Dataset rows for apps and sites
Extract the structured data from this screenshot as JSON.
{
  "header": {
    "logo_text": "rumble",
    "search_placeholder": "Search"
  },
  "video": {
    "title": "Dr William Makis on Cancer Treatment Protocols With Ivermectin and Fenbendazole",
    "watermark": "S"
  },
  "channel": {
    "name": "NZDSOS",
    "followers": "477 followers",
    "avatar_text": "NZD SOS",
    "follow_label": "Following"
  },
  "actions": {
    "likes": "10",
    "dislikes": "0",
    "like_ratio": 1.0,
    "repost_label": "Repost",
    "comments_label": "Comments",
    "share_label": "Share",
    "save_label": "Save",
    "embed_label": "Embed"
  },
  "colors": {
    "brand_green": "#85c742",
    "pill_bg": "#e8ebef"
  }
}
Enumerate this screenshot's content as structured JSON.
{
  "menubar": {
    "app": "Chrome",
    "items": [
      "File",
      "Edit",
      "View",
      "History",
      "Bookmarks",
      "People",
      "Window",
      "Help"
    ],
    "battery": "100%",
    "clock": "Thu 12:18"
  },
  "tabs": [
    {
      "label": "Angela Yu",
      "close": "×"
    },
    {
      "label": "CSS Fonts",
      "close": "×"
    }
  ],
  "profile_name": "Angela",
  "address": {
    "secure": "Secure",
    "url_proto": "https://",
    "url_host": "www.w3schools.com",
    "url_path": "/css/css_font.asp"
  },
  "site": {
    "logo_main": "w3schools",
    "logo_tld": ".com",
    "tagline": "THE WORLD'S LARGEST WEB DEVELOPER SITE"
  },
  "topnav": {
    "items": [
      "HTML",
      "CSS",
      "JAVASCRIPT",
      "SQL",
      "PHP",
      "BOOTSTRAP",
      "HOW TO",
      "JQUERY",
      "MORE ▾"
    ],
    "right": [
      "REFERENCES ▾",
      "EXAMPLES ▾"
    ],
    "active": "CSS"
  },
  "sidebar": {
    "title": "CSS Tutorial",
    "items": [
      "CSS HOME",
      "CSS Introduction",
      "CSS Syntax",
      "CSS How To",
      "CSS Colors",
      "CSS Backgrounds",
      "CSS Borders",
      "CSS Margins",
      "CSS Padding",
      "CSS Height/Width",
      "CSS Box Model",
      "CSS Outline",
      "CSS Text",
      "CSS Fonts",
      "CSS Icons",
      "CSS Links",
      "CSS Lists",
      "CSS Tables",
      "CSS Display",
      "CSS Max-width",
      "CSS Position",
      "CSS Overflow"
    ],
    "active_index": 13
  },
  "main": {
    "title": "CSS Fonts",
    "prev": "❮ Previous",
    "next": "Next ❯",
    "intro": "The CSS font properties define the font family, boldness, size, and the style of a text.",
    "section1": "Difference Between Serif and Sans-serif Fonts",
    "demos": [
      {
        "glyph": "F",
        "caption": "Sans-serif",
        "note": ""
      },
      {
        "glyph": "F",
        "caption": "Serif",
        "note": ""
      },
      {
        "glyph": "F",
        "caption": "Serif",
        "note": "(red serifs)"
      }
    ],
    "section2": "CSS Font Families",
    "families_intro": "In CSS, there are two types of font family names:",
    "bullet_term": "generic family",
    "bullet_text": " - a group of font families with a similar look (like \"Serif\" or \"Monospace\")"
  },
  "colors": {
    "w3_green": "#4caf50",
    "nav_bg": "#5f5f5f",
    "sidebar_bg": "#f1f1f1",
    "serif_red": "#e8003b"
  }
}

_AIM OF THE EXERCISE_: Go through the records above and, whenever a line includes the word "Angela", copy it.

_FINISHED TASK_:
      "label": "Angela Yu",
  "profile_name": "Angela",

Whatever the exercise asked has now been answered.